■ What to produce
For every line in the entries that contains "More", show the whole line.

■ Data for this task
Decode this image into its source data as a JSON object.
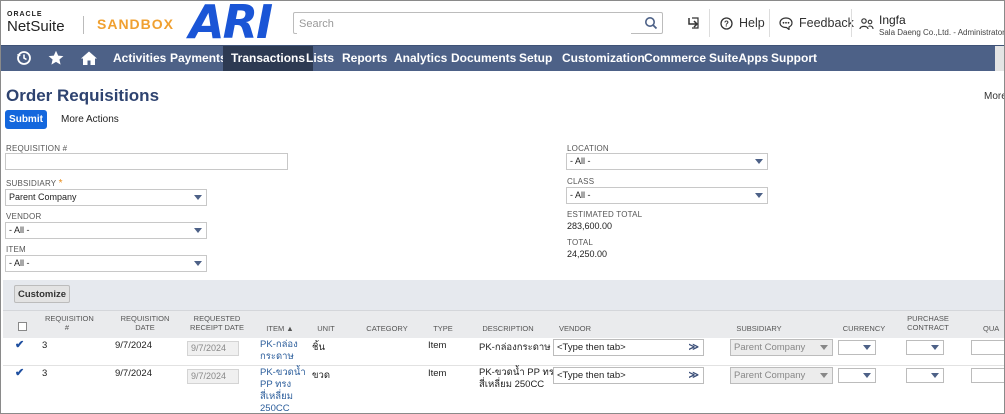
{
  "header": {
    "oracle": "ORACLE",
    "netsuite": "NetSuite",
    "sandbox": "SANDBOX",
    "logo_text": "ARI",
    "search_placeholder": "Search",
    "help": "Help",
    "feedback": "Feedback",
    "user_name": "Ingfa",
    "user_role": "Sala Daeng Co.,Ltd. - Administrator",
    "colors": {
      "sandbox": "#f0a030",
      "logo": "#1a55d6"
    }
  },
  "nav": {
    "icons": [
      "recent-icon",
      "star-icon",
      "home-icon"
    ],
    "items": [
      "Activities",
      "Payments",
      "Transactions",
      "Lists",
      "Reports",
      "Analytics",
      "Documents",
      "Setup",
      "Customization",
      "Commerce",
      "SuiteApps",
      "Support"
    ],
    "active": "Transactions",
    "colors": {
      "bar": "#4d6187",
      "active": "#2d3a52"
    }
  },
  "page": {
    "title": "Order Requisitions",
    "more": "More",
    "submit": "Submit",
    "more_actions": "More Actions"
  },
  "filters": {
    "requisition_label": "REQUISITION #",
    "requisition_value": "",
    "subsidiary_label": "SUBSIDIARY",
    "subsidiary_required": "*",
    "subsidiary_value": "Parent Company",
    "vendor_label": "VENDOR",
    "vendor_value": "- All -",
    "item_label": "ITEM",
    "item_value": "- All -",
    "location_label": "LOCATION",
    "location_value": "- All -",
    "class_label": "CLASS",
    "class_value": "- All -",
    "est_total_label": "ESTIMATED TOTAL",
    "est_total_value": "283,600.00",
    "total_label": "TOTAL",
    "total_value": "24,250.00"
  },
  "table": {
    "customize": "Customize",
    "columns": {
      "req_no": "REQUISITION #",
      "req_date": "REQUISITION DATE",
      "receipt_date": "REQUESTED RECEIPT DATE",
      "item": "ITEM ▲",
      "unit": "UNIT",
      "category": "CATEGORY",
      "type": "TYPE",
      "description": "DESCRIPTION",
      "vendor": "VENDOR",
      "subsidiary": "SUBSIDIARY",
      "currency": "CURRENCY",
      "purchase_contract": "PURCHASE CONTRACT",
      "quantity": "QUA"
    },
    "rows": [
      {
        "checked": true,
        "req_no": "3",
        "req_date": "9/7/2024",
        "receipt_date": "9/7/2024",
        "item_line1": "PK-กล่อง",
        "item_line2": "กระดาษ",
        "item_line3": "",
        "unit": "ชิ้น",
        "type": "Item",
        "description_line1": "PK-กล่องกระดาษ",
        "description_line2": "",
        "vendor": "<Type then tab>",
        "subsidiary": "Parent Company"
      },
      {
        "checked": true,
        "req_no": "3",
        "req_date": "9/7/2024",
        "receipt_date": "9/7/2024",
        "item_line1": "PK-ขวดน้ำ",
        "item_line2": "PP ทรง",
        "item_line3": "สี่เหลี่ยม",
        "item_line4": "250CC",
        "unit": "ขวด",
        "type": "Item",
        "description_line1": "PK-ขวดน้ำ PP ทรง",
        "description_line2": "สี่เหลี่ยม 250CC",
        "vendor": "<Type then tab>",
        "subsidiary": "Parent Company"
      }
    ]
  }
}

■ Output of the exercise
    "more": "More",
    "more_actions": "More Actions"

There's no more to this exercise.